Looking at how the relationship with the patient and how that effects adherence is needed, but it is obviously a more difficult study to capture in a retrospective database.              

George Dawson, MD, DFAPA


1:  Keyloun KR, Hansen RN, Hepp Z, Gillard P, Thase ME, Devine EB. Adherence and Persistence Across Antidepressant Therapeutic Classes: A Retrospective Claims Analysis Among Insured US Patients with Major Depressive Disorder (MDD). CNS Drugs. 2017 May;31(5):421-432. doi: 10.1007/s40263-017-0417-0. PubMed PMID: 28378157.

2: Keyloun KR, Hansen RN, Hepp Z, Gillard P, Thase ME, Devine EB. Erratum to:Adherence and Persistence Across Antidepressant Therapeutic Classes: A Retrospective Claims Analysis Among Insured US Patients with Major Depressive Disorder (MDD). CNS Drugs. 2017 Apr 27. doi: 10.1007/s40263-017-0435-y. [Epub ahead of print] PubMed PMID: 28451963.

Attribution 1:

The above graphic is directly from reference 1 reposted per terms of the Attribution-NonCommercial 4.0 International (CC BY-NC 4.0) license.  No changes were made to the graphic.  Click on the graphic to enlarge.


To Barney Carroll for putting this reference on his Twitter feed.


  1. George what do you find are some of the less common adverse effects with SNRIs vs SSRIs?


  2. Thanks for the question Simon. In my experience the less common adverse events would include:

    1. Serotonin Syndrome
    2. Drug Induced Liver Disease
    3. Rash

    I do try to thoroughly investigate any symptoms on the review of systems as a possible side effect. To that end, I routinely ask people about a number of symptoms at every visit and research what might be rare side effects while they are sitting in my office. I use Drug Facts and Comparisons for that purpose and will haul out the book and look up any rare side effects that are typically listed by symptom (+/- control comparisons) and/or system. I never doubt that a rare symptom could be present in the patient even though it is not in my reference. As I have previously posted, I encourage people not to tolerate any side effects and discontinue any antidepressants at the first sign of toxicity. I advise people that they should not "get used to" side effects.

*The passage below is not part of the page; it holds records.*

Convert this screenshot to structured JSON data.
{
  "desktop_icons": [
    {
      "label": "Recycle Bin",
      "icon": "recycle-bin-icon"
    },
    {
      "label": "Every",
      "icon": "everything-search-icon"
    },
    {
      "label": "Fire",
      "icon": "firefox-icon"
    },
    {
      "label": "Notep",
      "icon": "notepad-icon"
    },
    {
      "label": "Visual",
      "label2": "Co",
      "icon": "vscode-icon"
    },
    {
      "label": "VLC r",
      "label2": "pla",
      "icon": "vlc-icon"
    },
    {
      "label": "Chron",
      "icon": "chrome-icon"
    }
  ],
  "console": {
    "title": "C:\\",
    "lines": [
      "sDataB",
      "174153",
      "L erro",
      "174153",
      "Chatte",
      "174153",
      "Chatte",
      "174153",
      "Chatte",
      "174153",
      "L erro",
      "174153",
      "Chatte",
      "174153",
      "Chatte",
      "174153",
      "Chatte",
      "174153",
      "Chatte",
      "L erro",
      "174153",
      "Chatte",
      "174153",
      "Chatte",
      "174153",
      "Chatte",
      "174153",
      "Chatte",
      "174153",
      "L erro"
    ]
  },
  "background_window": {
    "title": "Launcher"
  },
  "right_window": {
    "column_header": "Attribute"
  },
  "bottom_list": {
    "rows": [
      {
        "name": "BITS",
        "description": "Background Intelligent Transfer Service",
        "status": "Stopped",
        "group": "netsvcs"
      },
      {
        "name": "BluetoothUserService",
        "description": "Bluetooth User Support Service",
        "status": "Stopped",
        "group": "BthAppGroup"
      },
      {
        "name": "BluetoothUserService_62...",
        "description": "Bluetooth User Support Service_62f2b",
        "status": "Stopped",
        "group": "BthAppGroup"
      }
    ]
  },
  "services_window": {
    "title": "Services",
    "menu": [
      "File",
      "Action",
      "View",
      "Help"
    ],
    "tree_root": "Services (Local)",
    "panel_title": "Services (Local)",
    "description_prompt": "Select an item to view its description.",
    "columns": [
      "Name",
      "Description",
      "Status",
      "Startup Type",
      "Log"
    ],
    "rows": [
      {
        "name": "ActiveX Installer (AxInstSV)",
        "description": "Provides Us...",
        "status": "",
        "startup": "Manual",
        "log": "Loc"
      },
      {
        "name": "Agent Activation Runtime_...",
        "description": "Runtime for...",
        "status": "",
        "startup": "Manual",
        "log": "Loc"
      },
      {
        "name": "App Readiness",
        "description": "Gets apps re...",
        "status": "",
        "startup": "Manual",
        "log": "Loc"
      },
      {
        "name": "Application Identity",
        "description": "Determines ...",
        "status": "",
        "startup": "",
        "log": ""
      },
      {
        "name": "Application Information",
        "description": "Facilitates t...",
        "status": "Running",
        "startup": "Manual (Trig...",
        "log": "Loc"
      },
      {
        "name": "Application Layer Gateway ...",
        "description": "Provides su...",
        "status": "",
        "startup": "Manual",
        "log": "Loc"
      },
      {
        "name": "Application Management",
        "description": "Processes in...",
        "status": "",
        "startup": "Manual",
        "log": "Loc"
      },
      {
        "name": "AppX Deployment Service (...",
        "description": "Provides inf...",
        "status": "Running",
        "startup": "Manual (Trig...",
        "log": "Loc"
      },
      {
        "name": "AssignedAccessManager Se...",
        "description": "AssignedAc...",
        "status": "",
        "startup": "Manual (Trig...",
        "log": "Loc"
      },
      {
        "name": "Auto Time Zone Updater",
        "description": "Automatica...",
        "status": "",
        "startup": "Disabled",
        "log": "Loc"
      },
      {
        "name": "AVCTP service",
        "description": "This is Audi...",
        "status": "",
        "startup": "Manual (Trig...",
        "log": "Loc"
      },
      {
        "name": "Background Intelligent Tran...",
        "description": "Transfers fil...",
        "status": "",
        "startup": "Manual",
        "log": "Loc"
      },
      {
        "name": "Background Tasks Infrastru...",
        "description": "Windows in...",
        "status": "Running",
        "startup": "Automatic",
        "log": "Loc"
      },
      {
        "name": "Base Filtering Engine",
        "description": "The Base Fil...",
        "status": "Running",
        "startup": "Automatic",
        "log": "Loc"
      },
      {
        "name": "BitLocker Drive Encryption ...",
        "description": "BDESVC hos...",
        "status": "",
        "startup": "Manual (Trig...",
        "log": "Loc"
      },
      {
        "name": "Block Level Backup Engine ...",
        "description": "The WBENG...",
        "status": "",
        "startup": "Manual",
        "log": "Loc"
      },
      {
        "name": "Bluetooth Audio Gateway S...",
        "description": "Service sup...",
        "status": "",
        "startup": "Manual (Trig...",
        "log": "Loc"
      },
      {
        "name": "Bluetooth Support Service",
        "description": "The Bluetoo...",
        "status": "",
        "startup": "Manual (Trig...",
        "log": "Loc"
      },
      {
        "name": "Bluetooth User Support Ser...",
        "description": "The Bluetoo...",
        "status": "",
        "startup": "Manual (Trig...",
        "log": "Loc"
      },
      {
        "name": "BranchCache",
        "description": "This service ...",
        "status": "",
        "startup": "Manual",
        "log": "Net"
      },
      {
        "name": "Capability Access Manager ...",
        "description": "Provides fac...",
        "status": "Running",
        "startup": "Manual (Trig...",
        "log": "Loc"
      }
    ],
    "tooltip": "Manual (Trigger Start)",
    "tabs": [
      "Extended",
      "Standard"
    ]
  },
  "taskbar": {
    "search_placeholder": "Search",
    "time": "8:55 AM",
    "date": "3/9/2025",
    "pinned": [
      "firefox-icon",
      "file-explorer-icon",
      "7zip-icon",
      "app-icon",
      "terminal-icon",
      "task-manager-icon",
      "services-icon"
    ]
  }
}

    I hope to roll out a couple of posts soon on a Serotonin Syndrome handout that can be given to people to prevent problems. With this syndrome the diagnosis is problematic because the threshold for the diagnosis encompasses people who are having significant but typical serotonin related side effects and are at low risk for the full blown syndrome if the medication is immediately discontinued. The problem is that some of the research asks people for two symptoms and in doing so estimated the incidence at 1-2 people/10,000. To me that would more likely be the estimate of people with severe side effects from SSRI and SNRIs, but I don't consider the research to be that vigorous.

    The other post will be a medical review of systems (ROS) that I have developed over the years. Many EHR have a psychiatric review of systems that is worthless for anything other than billing and coding bullet points.

    When prescribing these medications or any FDA approved medications for that matter it is important to take into account that side effects and adverse effects are not vigorously investigated. That introduces a bias that physicians focus on positive effects and I think that is especially true in training. In the real world, identifying rare side effects and life threatening side effects is at least as important. In psychiatry, we don't treat people who are going to die from a medical cause so that risk benefit equation shifts to doing much less potential harm than other specialists.